Adamo gave him one of those indiscernible looks, and then walked off, leaving Balfour dizzy and confused. He hated how that man could confuse him so easily, how he could make him short of breath and burning hot and love everything and hate the whole world all at once. After a moment to recollect his composure, he stood and retreated to his room, glancing at the schedule as he went. He was glad he had as he was on raid tonight. Perhaps he should get some sleep after all. He locked his door and slipped on his uniform before lying down so he could jump onto Anastasia with no delay.

A few hours later, the raid siren was ringing and he was down the porthole and on Anastasia's back and out into the air in no time. He breathed in deeply, letting the crisp autumn air wake him completely, then stroked his girl's neck.

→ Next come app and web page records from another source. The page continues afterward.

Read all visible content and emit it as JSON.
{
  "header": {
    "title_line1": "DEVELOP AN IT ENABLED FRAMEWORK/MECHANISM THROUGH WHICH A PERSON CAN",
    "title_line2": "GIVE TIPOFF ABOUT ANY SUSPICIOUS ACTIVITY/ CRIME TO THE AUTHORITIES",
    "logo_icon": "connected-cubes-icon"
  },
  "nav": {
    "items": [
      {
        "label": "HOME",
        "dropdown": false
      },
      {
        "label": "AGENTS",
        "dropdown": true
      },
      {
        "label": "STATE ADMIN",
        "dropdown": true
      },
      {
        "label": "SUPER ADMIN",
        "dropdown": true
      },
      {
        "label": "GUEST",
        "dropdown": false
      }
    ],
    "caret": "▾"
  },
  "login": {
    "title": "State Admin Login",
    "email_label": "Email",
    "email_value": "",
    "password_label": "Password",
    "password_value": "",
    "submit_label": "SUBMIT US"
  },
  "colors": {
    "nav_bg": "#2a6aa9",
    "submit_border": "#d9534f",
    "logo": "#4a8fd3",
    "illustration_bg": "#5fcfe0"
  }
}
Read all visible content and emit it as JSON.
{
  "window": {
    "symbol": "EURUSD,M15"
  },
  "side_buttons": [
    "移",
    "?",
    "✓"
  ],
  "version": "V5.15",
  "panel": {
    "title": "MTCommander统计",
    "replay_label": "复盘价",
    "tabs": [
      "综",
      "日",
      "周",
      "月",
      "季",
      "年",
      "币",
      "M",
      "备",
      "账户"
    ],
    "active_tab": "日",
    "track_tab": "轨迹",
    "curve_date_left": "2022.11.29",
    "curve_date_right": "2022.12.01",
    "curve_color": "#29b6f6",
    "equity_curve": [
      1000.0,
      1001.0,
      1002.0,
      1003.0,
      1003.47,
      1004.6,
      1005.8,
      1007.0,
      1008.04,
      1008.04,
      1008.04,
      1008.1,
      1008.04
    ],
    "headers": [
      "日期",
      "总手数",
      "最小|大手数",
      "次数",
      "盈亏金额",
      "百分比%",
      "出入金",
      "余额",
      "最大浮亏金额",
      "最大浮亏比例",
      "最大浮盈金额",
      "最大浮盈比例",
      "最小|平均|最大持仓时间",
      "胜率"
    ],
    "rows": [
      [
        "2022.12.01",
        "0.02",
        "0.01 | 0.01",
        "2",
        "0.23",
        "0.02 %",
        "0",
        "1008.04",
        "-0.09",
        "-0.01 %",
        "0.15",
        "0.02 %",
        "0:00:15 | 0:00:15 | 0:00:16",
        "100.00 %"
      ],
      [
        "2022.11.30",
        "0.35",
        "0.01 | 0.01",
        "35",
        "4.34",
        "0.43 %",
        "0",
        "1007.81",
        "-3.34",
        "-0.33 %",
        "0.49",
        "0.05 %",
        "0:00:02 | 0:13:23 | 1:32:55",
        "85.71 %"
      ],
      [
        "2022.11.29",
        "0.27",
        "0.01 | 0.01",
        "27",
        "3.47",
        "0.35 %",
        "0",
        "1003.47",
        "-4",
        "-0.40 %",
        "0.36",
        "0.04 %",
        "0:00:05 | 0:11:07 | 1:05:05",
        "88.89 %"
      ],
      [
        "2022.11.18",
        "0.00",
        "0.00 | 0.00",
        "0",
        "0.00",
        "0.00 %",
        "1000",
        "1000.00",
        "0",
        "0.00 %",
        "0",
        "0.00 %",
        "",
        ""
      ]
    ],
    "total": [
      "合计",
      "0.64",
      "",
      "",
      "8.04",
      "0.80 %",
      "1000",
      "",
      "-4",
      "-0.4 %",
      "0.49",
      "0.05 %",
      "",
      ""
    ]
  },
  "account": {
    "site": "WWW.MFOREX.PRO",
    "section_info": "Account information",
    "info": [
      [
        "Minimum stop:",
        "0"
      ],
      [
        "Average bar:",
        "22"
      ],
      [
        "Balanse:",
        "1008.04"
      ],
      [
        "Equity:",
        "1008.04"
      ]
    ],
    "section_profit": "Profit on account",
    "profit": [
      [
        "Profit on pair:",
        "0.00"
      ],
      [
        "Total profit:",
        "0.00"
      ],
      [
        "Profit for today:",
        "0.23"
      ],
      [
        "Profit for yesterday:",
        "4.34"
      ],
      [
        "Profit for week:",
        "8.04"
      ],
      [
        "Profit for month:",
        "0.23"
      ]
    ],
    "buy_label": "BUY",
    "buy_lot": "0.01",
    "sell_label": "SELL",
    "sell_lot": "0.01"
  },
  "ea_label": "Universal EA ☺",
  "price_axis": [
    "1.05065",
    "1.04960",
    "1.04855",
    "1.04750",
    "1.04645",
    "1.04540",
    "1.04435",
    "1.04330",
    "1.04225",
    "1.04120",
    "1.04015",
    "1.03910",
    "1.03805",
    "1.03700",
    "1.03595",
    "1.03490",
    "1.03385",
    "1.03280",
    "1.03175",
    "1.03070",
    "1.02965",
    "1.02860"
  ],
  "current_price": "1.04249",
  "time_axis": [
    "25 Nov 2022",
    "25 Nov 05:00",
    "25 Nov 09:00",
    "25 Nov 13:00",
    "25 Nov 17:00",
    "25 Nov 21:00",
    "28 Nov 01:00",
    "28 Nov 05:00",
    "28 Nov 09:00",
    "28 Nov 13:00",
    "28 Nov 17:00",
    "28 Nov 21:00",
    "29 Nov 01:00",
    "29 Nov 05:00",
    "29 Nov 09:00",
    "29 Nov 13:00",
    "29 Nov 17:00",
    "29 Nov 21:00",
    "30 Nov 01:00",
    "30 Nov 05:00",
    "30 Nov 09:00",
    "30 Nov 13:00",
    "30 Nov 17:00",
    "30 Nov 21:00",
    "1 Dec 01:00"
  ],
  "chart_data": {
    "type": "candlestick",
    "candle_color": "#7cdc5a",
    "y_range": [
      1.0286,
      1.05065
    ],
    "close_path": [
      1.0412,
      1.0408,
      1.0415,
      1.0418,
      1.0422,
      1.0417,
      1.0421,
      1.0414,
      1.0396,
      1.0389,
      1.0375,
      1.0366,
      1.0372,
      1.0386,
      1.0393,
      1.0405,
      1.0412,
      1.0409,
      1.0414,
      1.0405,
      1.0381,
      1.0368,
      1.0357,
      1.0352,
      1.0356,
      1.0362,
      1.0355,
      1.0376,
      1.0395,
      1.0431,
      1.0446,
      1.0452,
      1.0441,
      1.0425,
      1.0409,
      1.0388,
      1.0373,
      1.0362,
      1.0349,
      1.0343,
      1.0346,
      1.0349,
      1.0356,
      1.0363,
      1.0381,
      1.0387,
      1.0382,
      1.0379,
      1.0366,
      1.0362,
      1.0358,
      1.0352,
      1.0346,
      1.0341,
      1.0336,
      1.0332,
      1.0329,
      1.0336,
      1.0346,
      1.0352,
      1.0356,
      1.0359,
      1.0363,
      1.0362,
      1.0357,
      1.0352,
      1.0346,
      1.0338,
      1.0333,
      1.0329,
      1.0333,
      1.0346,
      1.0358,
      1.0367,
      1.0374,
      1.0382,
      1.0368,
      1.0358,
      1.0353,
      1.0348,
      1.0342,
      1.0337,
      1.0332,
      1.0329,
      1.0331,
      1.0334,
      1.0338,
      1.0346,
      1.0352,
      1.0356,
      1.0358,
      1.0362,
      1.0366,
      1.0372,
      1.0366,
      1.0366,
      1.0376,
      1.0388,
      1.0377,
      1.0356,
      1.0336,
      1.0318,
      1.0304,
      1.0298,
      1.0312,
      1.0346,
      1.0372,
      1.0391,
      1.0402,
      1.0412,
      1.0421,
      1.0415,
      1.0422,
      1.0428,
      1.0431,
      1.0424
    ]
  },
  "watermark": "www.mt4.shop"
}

"Hey," he murmured to her, almost sure the wind had whipped away his words before she could even hear them.

"You have not been sleeping, little brother," Anastasia observed. She was very perceptive, a trait that Balfour was always proud of, no matter how inconvenient it could be at times.

"I haven't been able to rest lately. Come, let's watch after our friends, shall we?"

"Naturally."

That night's raid was very quick and to the point. They simply had to torch one of the Ke-Han watch towers. Within a few hours, Balfour was heading back to bed. He didn't realize until the next morning that something was off within his room. He went through his things, finding everything where he had put it, including the papers under his mattress and the book in the false bottom of his drawer. Well, then, what was missing? He couldn't figure it out, no matter how he tried, so he shoved it out of his mind stubbornly. He shouldn't have been surprised that one of the Airmen had broken into his room…so what was bothering him about last night?

Whoever had broken in had also bothered to lock his door back, he realized. Or, perhaps, no one had broken in at all, and he was just being paranoid. Grumbling to himself, he put pepper on his eggs, then flipped them, letting that side finish cooking. This place was just making him paranoid. That was probably it. Paranoia sounded better than someone actually locking the door back after breaking in. It made more sense. With that pleasant thought, he sat down and only ate about half of his eggs, then ended up just staring at them. He had thought that those had been clever hiding places for his journal and those papers, but now he was considering rethinking them. Not many places to hide them with cement floors and no closets, but he had to find new places. He had a nasty feeling that someone might have found them. Yes, he was becoming very paranoid. He would know if someone saw them, though. They would, doubtless, be acting very differently toward him.

What kind of idiot Cindy falls in love with his Chief Sergeant, anyway, a little voice in his mind that sounded disturbingly like Rook's asked. Clearly, this idiot Cindy, Balfour answered silently, then sighed, putting his face in his hands, as he realized that he was talking to voices in his head.

"You win, Anastasia," he muttered, clearing off his plate and going back to bed. He was exhausted, had to be, or he wouldn't be feeling this way.